## Your goal
Which lines of the records contain the word "photo"? Show each of them.

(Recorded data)
····················

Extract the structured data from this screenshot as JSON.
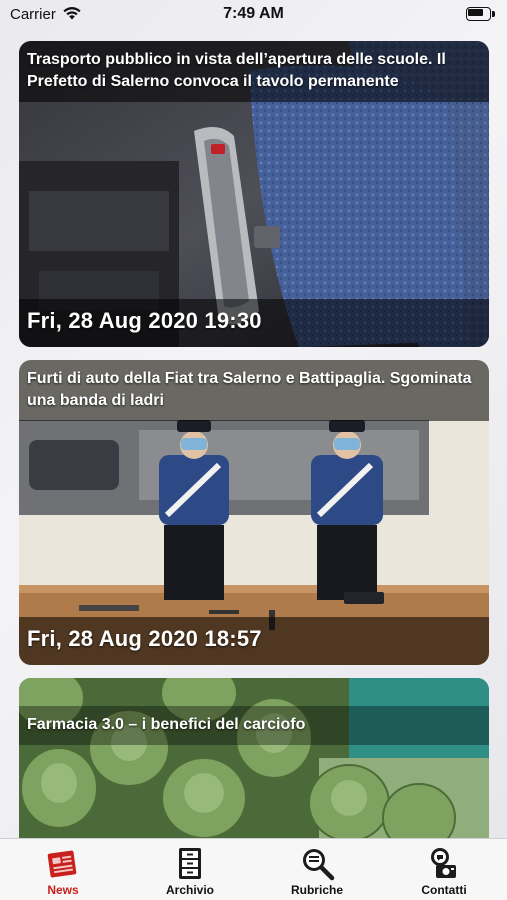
{
  "status_bar": {
    "carrier": "Carrier",
    "time": "7:49 AM"
  },
  "feed": {
    "articles": [
      {
        "title": "Trasporto pubblico in vista dell’apertura delle scuole. Il Prefetto di Salerno convoca il tavolo permanente",
        "date": "Fri, 28 Aug 2020 19:30",
        "image_icon": "bus-seat-photo"
      },
      {
        "title": "Furti di auto della Fiat tra Salerno e Battipaglia. Sgominata una banda di ladri",
        "date": "Fri, 28 Aug 2020 18:57",
        "image_icon": "carabinieri-photo"
      },
      {
        "title": "Farmacia 3.0 – i benefici del carciofo",
        "date": "",
        "image_icon": "artichokes-photo"
      }
    ]
  },
  "tab_bar": {
    "tabs": [
      {
        "label": "News",
        "icon": "newspaper-icon",
        "active": true
      },
      {
        "label": "Archivio",
        "icon": "archive-cabinet-icon",
        "active": false
      },
      {
        "label": "Rubriche",
        "icon": "magnifier-icon",
        "active": false
      },
      {
        "label": "Contatti",
        "icon": "contacts-icon",
        "active": false
      }
    ]
  },
  "colors": {
    "active_tab": "#c8201c",
    "overlay": "rgba(0,0,0,0.55)"
  }
}
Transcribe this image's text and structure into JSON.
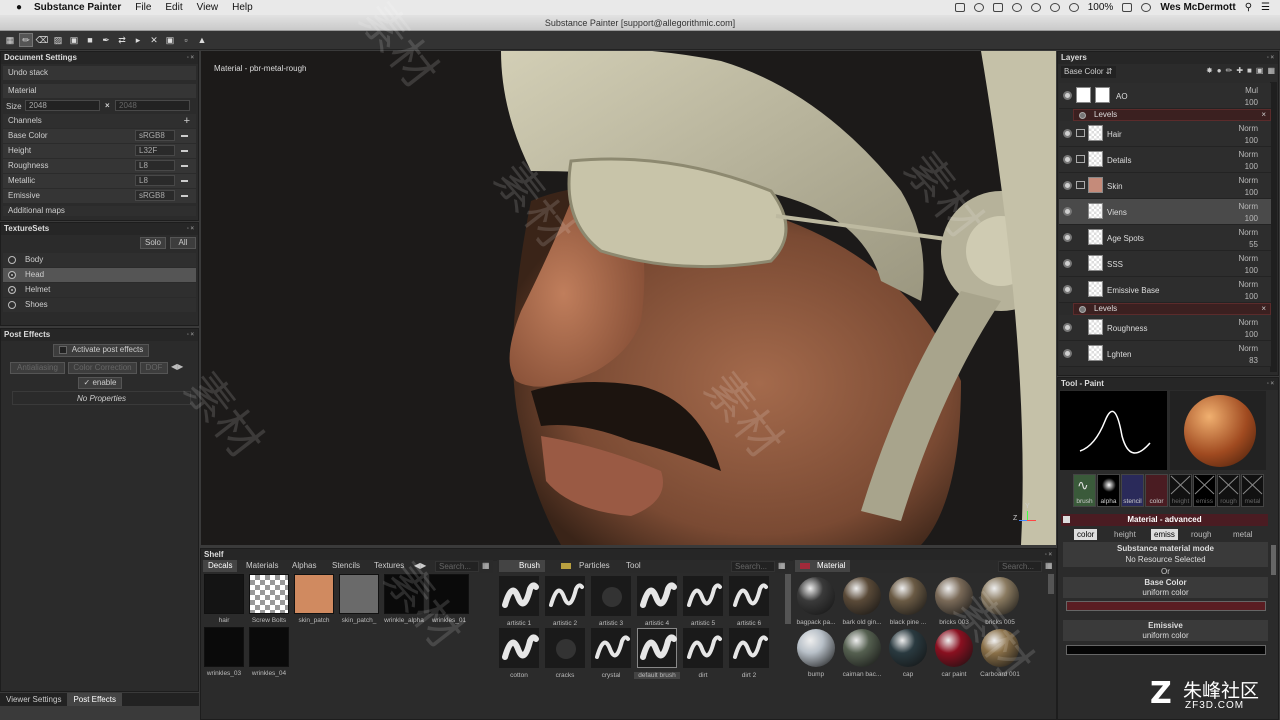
{
  "menubar": {
    "app": "Substance Painter",
    "items": [
      "File",
      "Edit",
      "View",
      "Help"
    ],
    "battery": "100%",
    "user": "Wes McDermott"
  },
  "window": {
    "title": "Substance Painter [support@allegorithmic.com]"
  },
  "viewport": {
    "label": "Material - pbr-metal-rough",
    "axis_y": "Y",
    "axis_z": "Z"
  },
  "document_settings": {
    "title": "Document Settings",
    "undo": "Undo stack",
    "material": "Material",
    "size_label": "Size",
    "size_w": "2048",
    "size_h": "2048",
    "channels_label": "Channels",
    "channels": [
      {
        "name": "Base Color",
        "fmt": "sRGB8"
      },
      {
        "name": "Height",
        "fmt": "L32F"
      },
      {
        "name": "Roughness",
        "fmt": "L8"
      },
      {
        "name": "Metallic",
        "fmt": "L8"
      },
      {
        "name": "Emissive",
        "fmt": "sRGB8"
      }
    ],
    "additional": "Additional maps"
  },
  "texturesets": {
    "title": "TextureSets",
    "solo": "Solo",
    "all": "All",
    "items": [
      "Body",
      "Head",
      "Helmet",
      "Shoes"
    ]
  },
  "post_effects": {
    "title": "Post Effects",
    "activate": "Activate post effects",
    "tabs": [
      "Antialiasing",
      "Color Correction",
      "DOF"
    ],
    "enable": "enable",
    "none": "No Properties"
  },
  "bottom_tabs": [
    "Viewer Settings",
    "Post Effects"
  ],
  "layers": {
    "title": "Layers",
    "channel": "Base Color",
    "items": [
      {
        "name": "AO",
        "blend": "Mul",
        "opacity": "100"
      },
      {
        "name": "Hair",
        "blend": "Norm",
        "opacity": "100"
      },
      {
        "name": "Details",
        "blend": "Norm",
        "opacity": "100"
      },
      {
        "name": "Skin",
        "blend": "Norm",
        "opacity": "100"
      },
      {
        "name": "Viens",
        "blend": "Norm",
        "opacity": "100"
      },
      {
        "name": "Age Spots",
        "blend": "Norm",
        "opacity": "55"
      },
      {
        "name": "SSS",
        "blend": "Norm",
        "opacity": "100"
      },
      {
        "name": "Emissive Base",
        "blend": "Norm",
        "opacity": "100"
      },
      {
        "name": "Roughness",
        "blend": "Norm",
        "opacity": "100"
      },
      {
        "name": "Lghten",
        "blend": "Norm",
        "opacity": "83"
      }
    ],
    "levels": "Levels"
  },
  "tool": {
    "title": "Tool - Paint",
    "channels": [
      "brush",
      "alpha",
      "stencil",
      "color",
      "height",
      "emiss",
      "rough",
      "metal"
    ],
    "material_header": "Material - advanced",
    "mat_tabs": [
      "color",
      "height",
      "emiss",
      "rough",
      "metal"
    ],
    "mode_title": "Substance material mode",
    "mode_value": "No Resource Selected",
    "or": "Or",
    "base_title": "Base Color",
    "base_value": "uniform color",
    "emissive_title": "Emissive",
    "emissive_value": "uniform color",
    "base_swatch": "#5a1d22",
    "emissive_swatch": "#050505"
  },
  "shelf": {
    "title": "Shelf",
    "tabs": [
      "Decals",
      "Materials",
      "Alphas",
      "Stencils",
      "Textures"
    ],
    "search": "Search...",
    "decals": [
      "hair",
      "Screw Bolts",
      "skin_patch",
      "skin_patch_",
      "wrinkle_alpha",
      "wrinkles_01",
      "wrinkles_03",
      "wrinkles_04"
    ],
    "brush_tabs": [
      "Brush",
      "Particles",
      "Tool"
    ],
    "brushes": [
      "artistic 1",
      "artistic 2",
      "artistic 3",
      "artistic 4",
      "artistic 5",
      "artistic 6",
      "cotton",
      "cracks",
      "crystal",
      "default brush",
      "dirt",
      "dirt 2"
    ],
    "material_tab": "Material",
    "materials": [
      "bagpack pa...",
      "bark old gin...",
      "black pine ...",
      "bricks 003",
      "bricks 005",
      "bump",
      "caiman bac...",
      "cap",
      "car paint",
      "Carboard 001"
    ]
  },
  "watermark": {
    "text": "素材",
    "brand": "朱峰社区",
    "url": "ZF3D.COM"
  }
}
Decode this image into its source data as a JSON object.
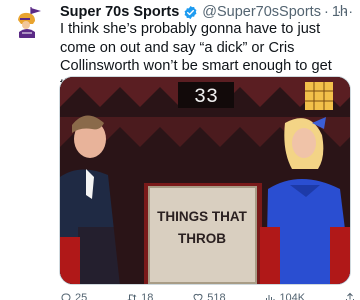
{
  "tweet": {
    "display_name": "Super 70s Sports",
    "handle": "@Super70sSports",
    "separator": "·",
    "time": "1h",
    "more": "···",
    "text": "I think she’s probably gonna have to just come on out and say “a dick” or Cris Collinsworth won’t be smart enough to get this one ...",
    "verified_icon": "verified-badge-icon",
    "accent_color": "#1d9bf0"
  },
  "media": {
    "score": "33",
    "card_line1": "THINGS THAT",
    "card_line2": "THROB"
  },
  "actions": {
    "reply_count": "25",
    "retweet_count": "18",
    "like_count": "518",
    "views_count": "104K"
  }
}
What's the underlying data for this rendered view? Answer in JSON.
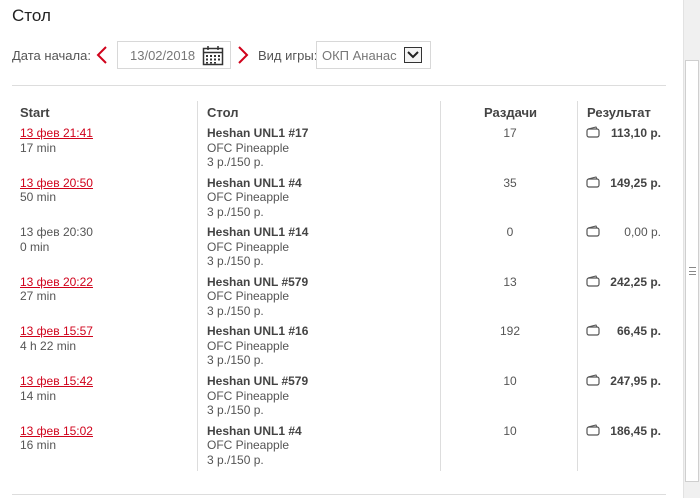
{
  "title": "Стол",
  "filters": {
    "date_label": "Дата начала:",
    "date_value": "13/02/2018",
    "game_label": "Вид игры:",
    "game_value": "ОКП Ананас"
  },
  "columns": {
    "start": "Start",
    "table": "Стол",
    "hands": "Раздачи",
    "result": "Результат"
  },
  "colors": {
    "link": "#d0021b",
    "arrow": "#d0021b"
  },
  "rows": [
    {
      "start": "13 фев 21:41",
      "start_link": true,
      "duration": "17 min",
      "table": "Heshan UNL1 #17",
      "game": "OFC Pineapple",
      "stakes": "3 р./150 р.",
      "hands": "17",
      "result": "113,10 р.",
      "zero": false
    },
    {
      "start": "13 фев 20:50",
      "start_link": true,
      "duration": "50 min",
      "table": "Heshan UNL1 #4",
      "game": "OFC Pineapple",
      "stakes": "3 р./150 р.",
      "hands": "35",
      "result": "149,25 р.",
      "zero": false
    },
    {
      "start": "13 фев 20:30",
      "start_link": false,
      "duration": "0 min",
      "table": "Heshan UNL1 #14",
      "game": "OFC Pineapple",
      "stakes": "3 р./150 р.",
      "hands": "0",
      "result": "0,00 р.",
      "zero": true
    },
    {
      "start": "13 фев 20:22",
      "start_link": true,
      "duration": "27 min",
      "table": "Heshan UNL #579",
      "game": "OFC Pineapple",
      "stakes": "3 р./150 р.",
      "hands": "13",
      "result": "242,25 р.",
      "zero": false
    },
    {
      "start": "13 фев 15:57",
      "start_link": true,
      "duration": "4 h 22 min",
      "table": "Heshan UNL1 #16",
      "game": "OFC Pineapple",
      "stakes": "3 р./150 р.",
      "hands": "192",
      "result": "66,45 р.",
      "zero": false
    },
    {
      "start": "13 фев 15:42",
      "start_link": true,
      "duration": "14 min",
      "table": "Heshan UNL #579",
      "game": "OFC Pineapple",
      "stakes": "3 р./150 р.",
      "hands": "10",
      "result": "247,95 р.",
      "zero": false
    },
    {
      "start": "13 фев 15:02",
      "start_link": true,
      "duration": "16 min",
      "table": "Heshan UNL1 #4",
      "game": "OFC Pineapple",
      "stakes": "3 р./150 р.",
      "hands": "10",
      "result": "186,45 р.",
      "zero": false
    }
  ]
}
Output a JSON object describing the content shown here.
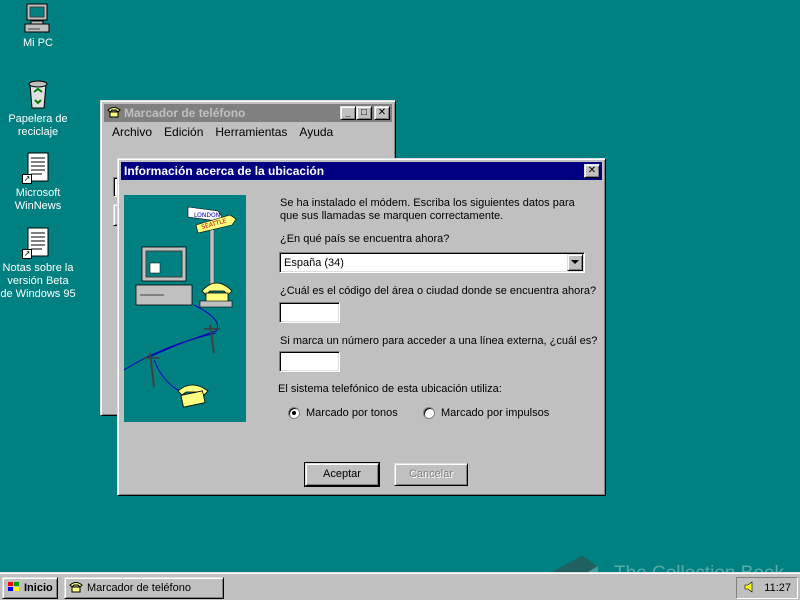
{
  "colors": {
    "desktop": "#008080",
    "active_title": "#000080",
    "inactive_title": "#808080"
  },
  "desktop_icons": [
    {
      "label": "Mi PC",
      "icon": "computer-icon"
    },
    {
      "label": "Papelera de reciclaje",
      "icon": "recycle-bin-icon"
    },
    {
      "label": "Microsoft WinNews",
      "icon": "document-shortcut-icon"
    },
    {
      "label": "Notas sobre la versión Beta de Windows 95",
      "icon": "document-shortcut-icon"
    }
  ],
  "dialer_window": {
    "title": "Marcador de teléfono",
    "menu": [
      "Archivo",
      "Edición",
      "Herramientas",
      "Ayuda"
    ]
  },
  "location_dialog": {
    "title": "Información acerca de la ubicación",
    "intro": "Se ha instalado el módem. Escriba los siguientes datos para que sus llamadas se marquen correctamente.",
    "country_question": "¿En qué país se encuentra ahora?",
    "country_value": "España (34)",
    "area_question": "¿Cuál es el código del área o ciudad donde se encuentra ahora?",
    "area_value": "",
    "outside_question": "Si marca un número para acceder a una línea externa, ¿cuál es?",
    "outside_value": "",
    "dial_system_label": "El sistema telefónico de esta ubicación utiliza:",
    "tone_label": "Marcado por tonos",
    "pulse_label": "Marcado por impulsos",
    "selected_dialing": "tone",
    "ok_label": "Aceptar",
    "cancel_label": "Cancelar",
    "illustration_signs": [
      "LONDON",
      "SEATTLE"
    ]
  },
  "taskbar": {
    "start_label": "Inicio",
    "task_label": "Marcador de teléfono",
    "clock": "11:27"
  },
  "watermark": "The Collection Book"
}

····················

## Your response
        "image_icon": "bus-seat-photo"
        "image_icon": "carabinieri-photo"
        "image_icon": "artichokes-photo"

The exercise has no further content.